(Provided data Opens)

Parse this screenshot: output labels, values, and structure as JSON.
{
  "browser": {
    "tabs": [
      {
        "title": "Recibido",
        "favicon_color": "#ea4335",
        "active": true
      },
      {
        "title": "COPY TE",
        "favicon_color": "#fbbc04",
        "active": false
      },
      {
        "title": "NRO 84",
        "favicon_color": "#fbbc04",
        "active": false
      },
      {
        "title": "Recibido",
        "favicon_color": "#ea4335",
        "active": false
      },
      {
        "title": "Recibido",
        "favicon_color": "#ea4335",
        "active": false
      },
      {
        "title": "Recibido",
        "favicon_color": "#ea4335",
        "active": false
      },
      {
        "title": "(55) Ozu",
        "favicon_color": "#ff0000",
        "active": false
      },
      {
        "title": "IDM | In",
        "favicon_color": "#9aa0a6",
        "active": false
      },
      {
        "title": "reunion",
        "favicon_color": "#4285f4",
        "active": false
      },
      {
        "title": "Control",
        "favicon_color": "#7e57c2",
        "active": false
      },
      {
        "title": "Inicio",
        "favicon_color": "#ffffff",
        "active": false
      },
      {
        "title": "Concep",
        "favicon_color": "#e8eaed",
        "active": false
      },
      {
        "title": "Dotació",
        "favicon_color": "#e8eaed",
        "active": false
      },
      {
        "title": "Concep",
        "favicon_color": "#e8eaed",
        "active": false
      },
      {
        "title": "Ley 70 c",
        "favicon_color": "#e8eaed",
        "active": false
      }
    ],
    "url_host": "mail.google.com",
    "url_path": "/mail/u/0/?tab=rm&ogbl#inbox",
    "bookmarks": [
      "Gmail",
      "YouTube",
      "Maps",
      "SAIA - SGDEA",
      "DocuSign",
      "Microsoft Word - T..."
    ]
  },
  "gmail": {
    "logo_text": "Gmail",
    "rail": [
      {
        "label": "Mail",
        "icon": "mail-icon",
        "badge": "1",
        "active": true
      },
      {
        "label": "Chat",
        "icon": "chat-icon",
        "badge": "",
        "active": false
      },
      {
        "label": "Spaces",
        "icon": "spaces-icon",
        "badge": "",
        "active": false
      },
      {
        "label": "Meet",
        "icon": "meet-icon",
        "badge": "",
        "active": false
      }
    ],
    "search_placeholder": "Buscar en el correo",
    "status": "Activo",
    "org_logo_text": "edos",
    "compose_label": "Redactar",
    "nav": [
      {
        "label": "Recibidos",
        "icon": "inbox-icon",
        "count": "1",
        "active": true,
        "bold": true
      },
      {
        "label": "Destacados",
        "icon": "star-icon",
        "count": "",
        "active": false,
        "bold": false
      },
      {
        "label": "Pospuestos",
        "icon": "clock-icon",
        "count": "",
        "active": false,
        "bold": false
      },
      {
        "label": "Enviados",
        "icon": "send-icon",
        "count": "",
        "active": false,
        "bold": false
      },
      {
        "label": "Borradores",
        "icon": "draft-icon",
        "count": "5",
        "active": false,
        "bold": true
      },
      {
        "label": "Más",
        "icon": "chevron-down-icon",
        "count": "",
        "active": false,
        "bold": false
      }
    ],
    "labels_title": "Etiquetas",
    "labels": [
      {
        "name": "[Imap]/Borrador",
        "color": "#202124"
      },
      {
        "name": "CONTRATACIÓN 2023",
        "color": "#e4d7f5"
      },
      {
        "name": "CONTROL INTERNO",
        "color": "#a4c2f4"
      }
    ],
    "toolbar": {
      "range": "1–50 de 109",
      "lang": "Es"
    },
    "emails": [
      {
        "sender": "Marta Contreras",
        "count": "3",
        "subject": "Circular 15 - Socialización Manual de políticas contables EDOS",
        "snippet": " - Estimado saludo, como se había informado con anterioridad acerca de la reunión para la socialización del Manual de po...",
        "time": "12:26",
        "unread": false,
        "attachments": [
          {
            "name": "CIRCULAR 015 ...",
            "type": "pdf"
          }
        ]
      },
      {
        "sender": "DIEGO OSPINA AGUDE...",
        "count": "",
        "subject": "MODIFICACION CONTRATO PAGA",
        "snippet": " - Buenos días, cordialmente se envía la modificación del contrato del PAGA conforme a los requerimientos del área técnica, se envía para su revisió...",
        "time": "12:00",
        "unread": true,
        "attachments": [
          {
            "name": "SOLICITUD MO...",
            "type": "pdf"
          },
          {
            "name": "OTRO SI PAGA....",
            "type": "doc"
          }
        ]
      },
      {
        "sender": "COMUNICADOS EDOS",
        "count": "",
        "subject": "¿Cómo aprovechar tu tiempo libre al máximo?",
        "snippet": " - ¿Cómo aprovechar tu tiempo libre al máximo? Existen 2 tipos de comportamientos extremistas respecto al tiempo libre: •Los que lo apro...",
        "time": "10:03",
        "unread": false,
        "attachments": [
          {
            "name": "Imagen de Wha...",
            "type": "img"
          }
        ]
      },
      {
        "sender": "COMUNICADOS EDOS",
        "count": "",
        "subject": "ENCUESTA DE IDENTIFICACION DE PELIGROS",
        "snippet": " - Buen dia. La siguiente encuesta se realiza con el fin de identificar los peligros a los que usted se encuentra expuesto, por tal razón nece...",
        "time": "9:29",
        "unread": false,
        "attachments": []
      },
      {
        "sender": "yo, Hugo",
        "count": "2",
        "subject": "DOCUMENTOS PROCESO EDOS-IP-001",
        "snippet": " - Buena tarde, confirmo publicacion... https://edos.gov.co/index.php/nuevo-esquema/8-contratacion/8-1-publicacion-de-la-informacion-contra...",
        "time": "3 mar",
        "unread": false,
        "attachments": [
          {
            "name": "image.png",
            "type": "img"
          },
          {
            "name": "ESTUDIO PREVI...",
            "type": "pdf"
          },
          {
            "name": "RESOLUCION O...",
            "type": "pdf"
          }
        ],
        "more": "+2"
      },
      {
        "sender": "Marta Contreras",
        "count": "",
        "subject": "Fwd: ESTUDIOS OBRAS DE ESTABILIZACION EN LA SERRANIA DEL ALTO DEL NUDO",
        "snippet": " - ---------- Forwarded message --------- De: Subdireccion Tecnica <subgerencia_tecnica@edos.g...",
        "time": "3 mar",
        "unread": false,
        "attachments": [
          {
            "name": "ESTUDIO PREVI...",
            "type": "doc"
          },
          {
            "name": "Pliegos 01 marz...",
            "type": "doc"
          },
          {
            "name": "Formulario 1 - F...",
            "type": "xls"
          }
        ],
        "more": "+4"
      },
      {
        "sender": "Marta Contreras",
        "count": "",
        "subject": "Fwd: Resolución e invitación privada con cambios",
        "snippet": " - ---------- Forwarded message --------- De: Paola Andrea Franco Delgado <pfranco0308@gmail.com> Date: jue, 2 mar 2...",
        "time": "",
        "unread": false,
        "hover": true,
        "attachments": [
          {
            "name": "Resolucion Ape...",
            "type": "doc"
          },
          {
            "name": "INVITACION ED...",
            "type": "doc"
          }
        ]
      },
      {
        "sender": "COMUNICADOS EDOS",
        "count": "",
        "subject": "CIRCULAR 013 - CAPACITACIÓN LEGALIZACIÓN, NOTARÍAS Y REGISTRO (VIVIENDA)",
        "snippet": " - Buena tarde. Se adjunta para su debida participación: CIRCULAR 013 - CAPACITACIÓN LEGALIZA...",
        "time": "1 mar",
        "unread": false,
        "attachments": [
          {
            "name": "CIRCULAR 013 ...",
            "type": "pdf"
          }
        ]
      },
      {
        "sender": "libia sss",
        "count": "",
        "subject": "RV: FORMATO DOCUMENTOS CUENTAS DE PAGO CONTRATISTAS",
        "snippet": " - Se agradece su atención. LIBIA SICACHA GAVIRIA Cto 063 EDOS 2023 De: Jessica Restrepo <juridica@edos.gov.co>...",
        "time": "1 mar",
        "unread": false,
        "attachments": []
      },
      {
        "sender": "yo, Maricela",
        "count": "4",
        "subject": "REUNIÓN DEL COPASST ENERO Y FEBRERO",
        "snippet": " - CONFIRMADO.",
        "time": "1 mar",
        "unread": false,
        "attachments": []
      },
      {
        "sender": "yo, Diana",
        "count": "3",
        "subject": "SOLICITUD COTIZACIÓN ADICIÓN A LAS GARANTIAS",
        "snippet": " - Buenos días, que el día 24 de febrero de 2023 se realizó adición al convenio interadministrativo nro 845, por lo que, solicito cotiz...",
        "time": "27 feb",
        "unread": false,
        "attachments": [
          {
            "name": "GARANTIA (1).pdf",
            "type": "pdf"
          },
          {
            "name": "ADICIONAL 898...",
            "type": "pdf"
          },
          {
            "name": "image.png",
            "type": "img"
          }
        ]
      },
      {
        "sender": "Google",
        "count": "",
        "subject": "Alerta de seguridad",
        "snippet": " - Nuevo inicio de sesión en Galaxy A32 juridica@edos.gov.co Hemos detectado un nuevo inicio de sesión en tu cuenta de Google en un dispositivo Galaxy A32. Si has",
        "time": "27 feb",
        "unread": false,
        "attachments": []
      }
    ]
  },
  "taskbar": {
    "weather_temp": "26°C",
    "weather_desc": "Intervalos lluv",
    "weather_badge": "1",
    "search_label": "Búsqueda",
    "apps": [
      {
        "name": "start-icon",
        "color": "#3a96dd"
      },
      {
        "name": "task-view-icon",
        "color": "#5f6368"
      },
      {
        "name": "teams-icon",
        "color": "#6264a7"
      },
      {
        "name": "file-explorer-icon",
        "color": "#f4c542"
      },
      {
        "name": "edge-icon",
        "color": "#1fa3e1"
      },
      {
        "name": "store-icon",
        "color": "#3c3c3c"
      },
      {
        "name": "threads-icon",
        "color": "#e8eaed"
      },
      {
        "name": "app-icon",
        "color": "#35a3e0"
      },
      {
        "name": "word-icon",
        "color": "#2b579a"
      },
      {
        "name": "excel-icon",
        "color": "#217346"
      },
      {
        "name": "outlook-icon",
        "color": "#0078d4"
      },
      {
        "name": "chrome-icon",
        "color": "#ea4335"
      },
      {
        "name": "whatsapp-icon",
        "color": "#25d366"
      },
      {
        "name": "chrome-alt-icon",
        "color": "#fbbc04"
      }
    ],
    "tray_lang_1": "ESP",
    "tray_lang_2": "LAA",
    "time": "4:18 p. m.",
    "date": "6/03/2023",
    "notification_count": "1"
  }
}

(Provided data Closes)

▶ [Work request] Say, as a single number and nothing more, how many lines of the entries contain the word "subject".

▶ [Output below] 12